▶ EXERCISE INPUT:
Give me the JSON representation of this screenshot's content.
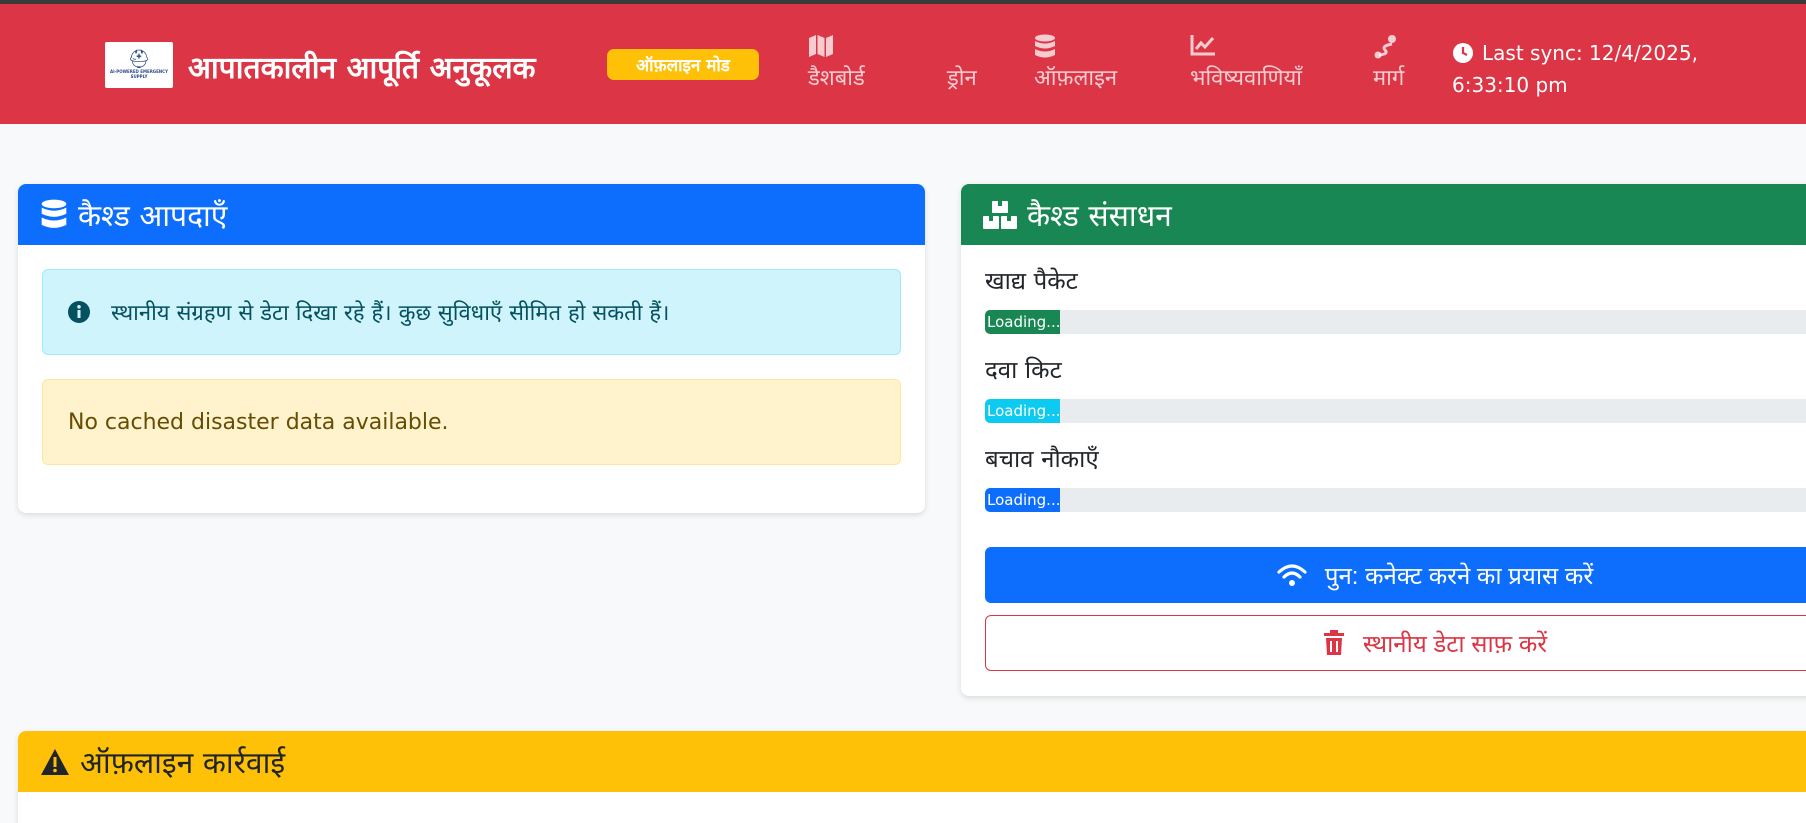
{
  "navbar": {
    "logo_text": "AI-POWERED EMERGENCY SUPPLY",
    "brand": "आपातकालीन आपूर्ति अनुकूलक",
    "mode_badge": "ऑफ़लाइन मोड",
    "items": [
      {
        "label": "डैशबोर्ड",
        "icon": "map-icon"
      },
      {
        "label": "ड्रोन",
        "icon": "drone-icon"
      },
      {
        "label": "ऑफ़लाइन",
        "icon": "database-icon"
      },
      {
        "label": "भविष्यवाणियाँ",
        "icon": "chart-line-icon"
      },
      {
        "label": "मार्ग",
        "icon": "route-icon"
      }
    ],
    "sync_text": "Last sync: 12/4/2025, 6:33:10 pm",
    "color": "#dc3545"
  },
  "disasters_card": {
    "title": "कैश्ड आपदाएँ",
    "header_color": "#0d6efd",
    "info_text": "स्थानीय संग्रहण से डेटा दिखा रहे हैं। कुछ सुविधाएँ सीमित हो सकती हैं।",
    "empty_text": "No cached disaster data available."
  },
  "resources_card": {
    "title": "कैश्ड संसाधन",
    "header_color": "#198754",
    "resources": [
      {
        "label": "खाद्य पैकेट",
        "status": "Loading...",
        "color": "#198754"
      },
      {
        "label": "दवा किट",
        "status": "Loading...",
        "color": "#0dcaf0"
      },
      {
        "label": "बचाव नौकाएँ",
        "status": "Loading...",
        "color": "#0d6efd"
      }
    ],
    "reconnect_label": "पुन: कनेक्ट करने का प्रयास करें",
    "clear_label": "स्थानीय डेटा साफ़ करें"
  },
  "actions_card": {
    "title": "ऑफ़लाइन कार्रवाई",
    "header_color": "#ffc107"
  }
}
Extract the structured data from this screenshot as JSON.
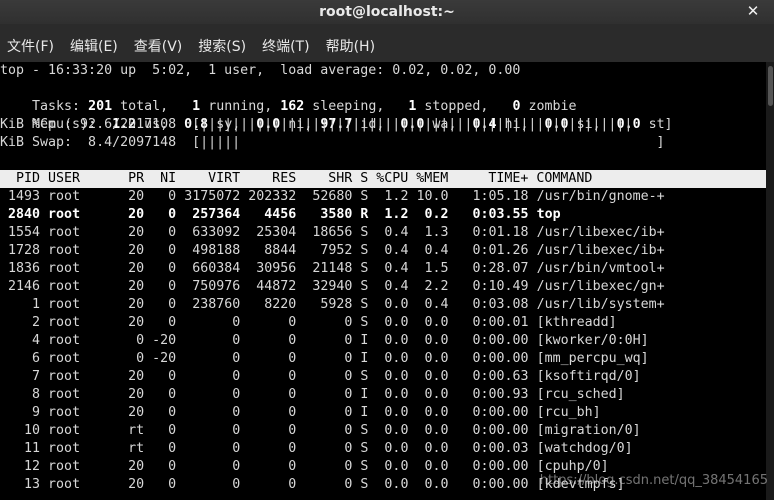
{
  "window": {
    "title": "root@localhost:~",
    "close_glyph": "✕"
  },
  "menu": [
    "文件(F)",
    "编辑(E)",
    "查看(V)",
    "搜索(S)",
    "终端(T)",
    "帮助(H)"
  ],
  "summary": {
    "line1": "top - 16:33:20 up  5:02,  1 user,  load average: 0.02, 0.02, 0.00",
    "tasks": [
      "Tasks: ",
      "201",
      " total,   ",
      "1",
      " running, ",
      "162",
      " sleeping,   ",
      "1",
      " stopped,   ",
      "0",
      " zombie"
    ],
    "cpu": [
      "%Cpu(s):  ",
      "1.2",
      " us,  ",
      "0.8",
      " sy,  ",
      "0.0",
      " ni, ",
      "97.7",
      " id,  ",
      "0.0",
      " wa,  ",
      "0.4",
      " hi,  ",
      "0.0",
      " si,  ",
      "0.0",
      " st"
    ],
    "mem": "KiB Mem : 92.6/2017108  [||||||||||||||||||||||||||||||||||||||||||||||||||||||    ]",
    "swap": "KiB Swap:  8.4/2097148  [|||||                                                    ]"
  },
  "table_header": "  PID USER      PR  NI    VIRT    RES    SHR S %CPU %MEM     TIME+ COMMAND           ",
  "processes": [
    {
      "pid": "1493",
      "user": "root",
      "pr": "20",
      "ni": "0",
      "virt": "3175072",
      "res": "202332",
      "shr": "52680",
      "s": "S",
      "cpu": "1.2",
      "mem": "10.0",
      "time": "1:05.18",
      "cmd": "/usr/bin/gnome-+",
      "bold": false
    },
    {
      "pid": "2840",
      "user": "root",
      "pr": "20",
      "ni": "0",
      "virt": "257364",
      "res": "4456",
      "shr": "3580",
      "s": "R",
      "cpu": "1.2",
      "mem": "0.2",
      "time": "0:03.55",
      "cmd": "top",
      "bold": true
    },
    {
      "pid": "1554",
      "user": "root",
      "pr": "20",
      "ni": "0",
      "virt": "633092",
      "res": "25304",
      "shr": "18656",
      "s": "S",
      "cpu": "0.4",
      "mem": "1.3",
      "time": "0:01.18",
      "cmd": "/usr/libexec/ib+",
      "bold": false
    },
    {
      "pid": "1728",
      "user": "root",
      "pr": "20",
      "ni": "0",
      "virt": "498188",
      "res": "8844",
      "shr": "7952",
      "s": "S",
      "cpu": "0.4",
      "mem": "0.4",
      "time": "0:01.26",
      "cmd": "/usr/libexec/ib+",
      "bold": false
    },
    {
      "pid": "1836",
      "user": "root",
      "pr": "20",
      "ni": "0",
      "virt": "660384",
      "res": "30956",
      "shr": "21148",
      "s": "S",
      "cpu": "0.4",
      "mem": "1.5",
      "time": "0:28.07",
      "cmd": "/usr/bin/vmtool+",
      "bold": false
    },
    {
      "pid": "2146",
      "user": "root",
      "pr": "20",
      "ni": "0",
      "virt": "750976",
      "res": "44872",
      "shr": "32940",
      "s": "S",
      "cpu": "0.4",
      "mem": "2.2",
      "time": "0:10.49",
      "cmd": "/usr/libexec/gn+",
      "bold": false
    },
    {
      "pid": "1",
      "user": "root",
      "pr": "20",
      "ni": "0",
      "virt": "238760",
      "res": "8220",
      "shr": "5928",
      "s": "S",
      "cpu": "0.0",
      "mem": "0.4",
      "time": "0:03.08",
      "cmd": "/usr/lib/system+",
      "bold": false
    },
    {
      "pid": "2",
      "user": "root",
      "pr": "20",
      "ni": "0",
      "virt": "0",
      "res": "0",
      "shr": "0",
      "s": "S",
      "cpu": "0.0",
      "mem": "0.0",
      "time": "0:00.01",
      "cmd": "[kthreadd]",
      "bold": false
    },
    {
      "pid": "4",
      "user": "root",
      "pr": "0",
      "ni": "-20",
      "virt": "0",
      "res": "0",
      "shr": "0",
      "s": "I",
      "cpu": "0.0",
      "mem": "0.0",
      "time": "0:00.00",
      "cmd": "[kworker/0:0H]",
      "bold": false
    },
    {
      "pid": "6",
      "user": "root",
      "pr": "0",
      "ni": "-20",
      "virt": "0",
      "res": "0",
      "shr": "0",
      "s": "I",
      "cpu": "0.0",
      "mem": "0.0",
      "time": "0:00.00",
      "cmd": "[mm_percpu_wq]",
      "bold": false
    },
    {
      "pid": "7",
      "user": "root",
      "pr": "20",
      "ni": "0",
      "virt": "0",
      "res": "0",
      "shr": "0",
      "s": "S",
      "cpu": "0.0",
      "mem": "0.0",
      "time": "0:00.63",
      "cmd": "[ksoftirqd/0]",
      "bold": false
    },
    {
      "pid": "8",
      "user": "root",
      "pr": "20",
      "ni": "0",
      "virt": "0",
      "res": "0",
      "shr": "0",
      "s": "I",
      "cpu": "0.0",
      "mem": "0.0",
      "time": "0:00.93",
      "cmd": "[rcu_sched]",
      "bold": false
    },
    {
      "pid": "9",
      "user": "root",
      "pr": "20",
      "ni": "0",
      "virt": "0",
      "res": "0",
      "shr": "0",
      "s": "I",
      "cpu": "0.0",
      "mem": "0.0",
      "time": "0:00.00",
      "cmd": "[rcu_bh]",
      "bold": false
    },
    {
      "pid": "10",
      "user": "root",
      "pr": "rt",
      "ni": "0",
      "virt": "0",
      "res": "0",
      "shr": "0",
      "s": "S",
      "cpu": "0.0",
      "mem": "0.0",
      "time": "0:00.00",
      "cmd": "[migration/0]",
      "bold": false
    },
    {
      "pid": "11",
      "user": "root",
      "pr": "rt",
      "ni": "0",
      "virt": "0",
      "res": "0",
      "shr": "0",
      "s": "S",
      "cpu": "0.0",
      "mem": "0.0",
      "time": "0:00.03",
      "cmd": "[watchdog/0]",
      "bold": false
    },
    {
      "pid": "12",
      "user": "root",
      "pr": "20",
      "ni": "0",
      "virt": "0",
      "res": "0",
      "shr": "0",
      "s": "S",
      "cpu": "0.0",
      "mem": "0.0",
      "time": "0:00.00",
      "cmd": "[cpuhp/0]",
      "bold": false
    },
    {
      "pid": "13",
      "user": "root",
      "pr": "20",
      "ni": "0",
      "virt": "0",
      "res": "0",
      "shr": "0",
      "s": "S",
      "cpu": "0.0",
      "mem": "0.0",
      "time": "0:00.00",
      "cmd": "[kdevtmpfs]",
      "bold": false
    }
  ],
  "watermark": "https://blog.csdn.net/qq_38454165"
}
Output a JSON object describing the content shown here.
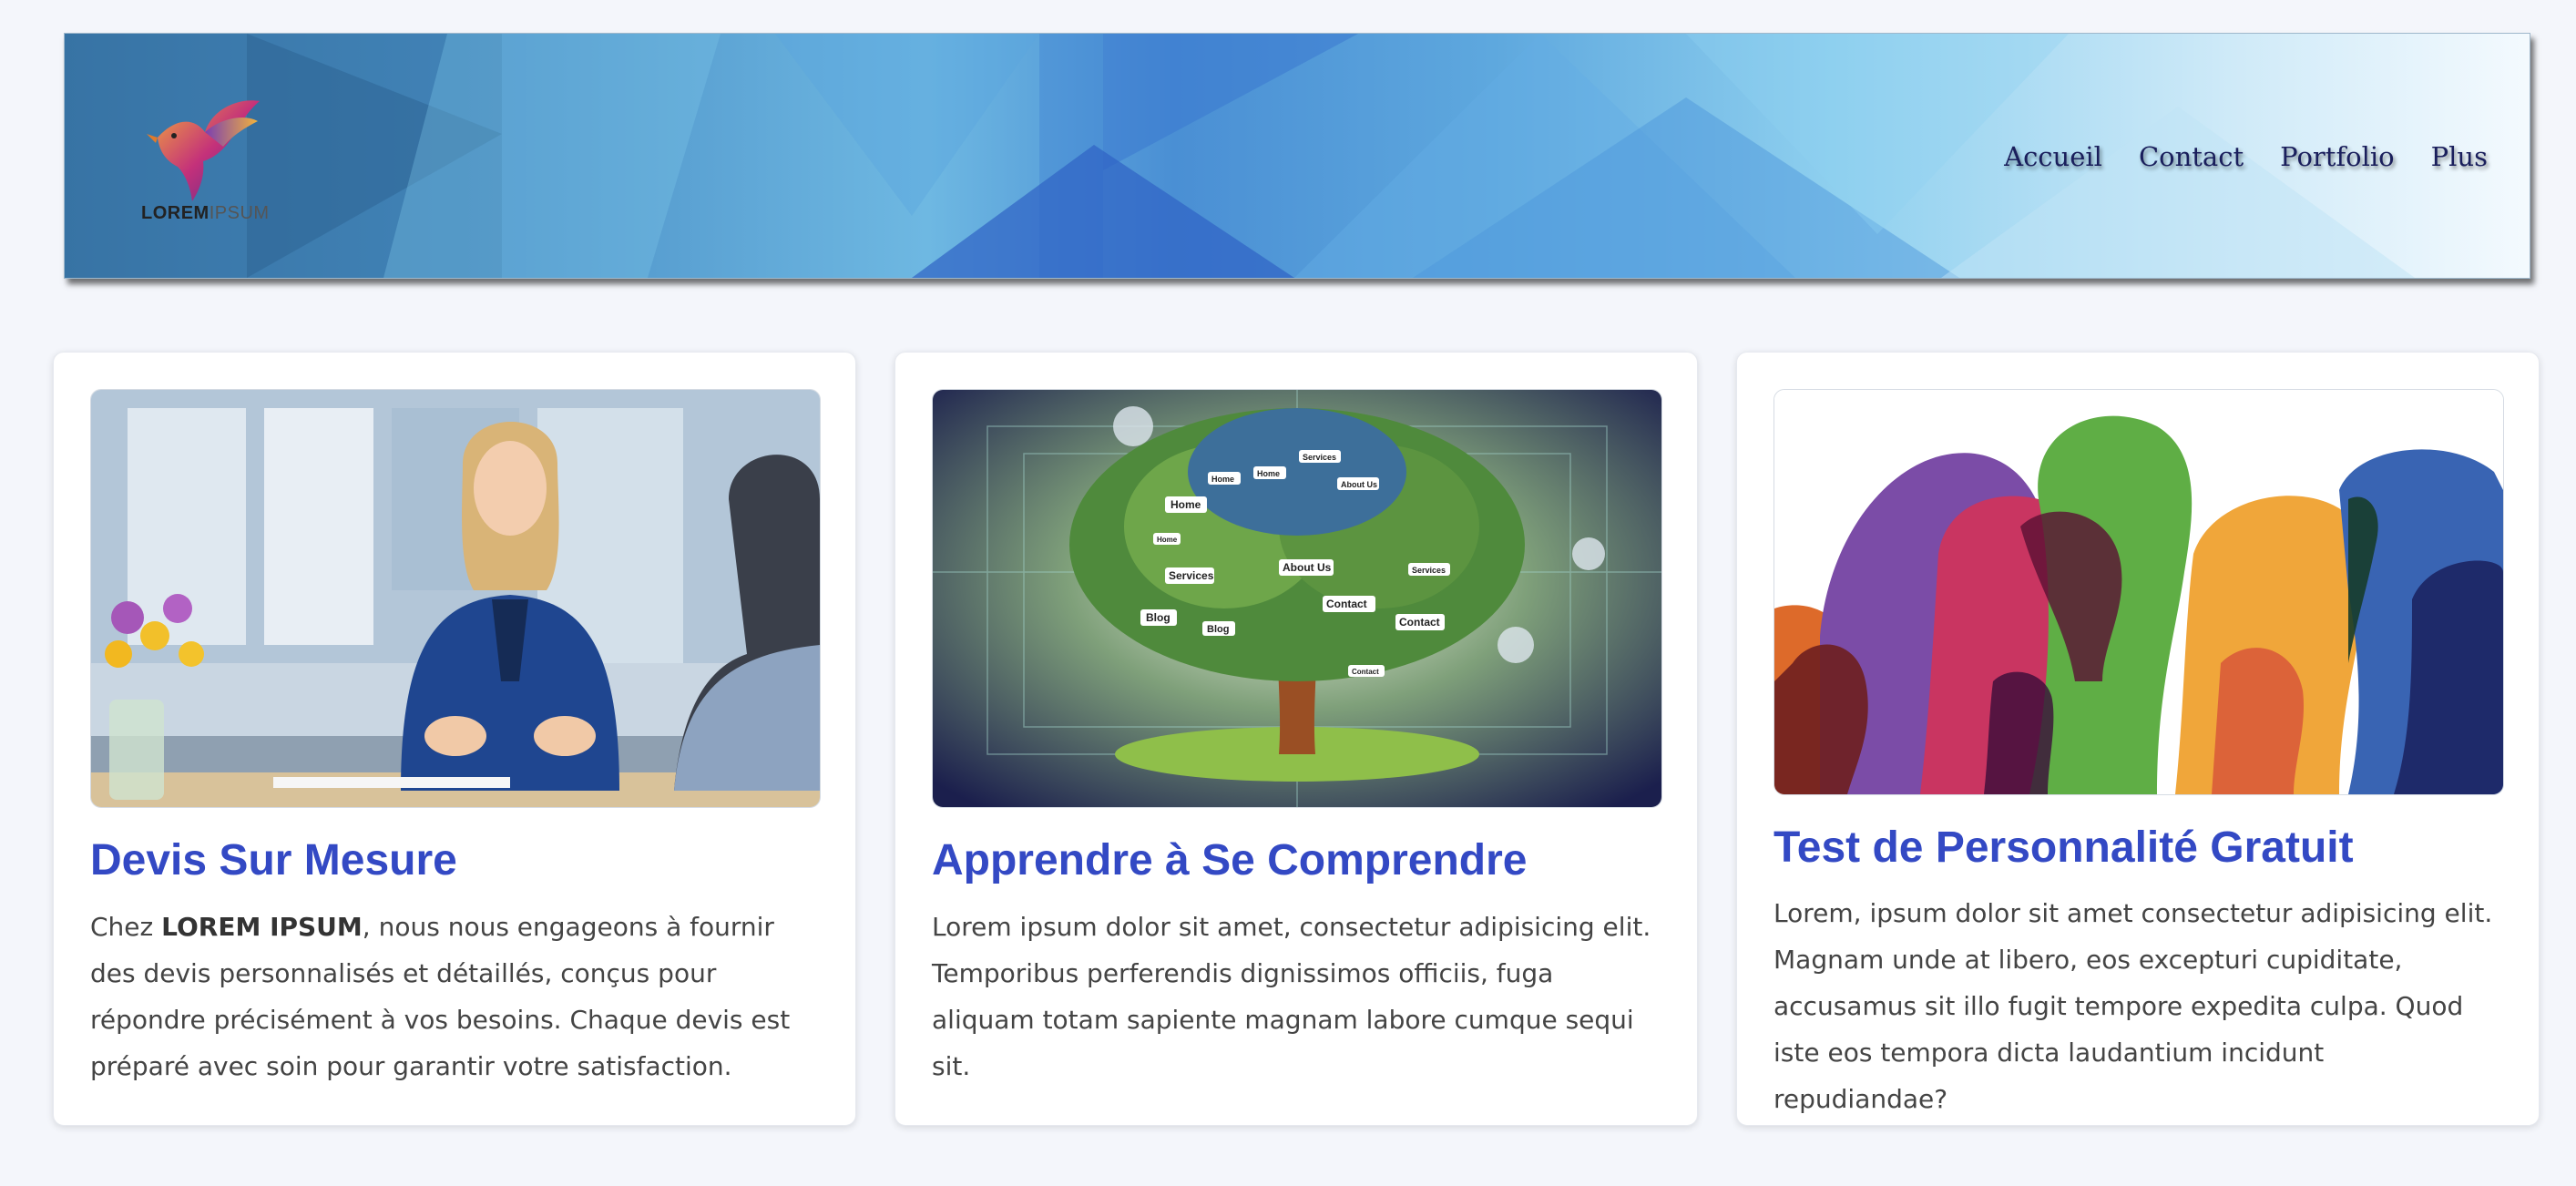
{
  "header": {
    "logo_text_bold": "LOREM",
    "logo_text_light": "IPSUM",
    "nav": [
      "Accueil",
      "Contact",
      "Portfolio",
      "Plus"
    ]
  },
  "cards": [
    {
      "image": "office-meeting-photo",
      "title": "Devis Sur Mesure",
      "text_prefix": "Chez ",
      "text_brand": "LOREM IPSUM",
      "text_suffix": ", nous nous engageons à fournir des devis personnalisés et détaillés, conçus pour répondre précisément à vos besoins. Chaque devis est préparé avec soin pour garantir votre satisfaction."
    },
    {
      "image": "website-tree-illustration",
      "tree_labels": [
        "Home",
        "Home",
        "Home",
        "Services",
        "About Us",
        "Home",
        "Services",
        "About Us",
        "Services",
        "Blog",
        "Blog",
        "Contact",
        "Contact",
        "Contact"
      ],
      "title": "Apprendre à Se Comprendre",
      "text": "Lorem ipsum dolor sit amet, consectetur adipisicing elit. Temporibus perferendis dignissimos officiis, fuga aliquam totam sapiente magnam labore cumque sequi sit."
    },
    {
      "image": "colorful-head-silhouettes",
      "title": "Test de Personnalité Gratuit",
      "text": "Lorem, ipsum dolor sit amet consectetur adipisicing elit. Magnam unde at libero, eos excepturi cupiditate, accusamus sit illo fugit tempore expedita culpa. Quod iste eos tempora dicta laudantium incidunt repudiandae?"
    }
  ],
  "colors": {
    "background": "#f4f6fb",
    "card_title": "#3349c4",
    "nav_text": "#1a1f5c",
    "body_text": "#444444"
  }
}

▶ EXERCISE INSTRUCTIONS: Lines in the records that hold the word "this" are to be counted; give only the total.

▶ ANSWER BELOW: 2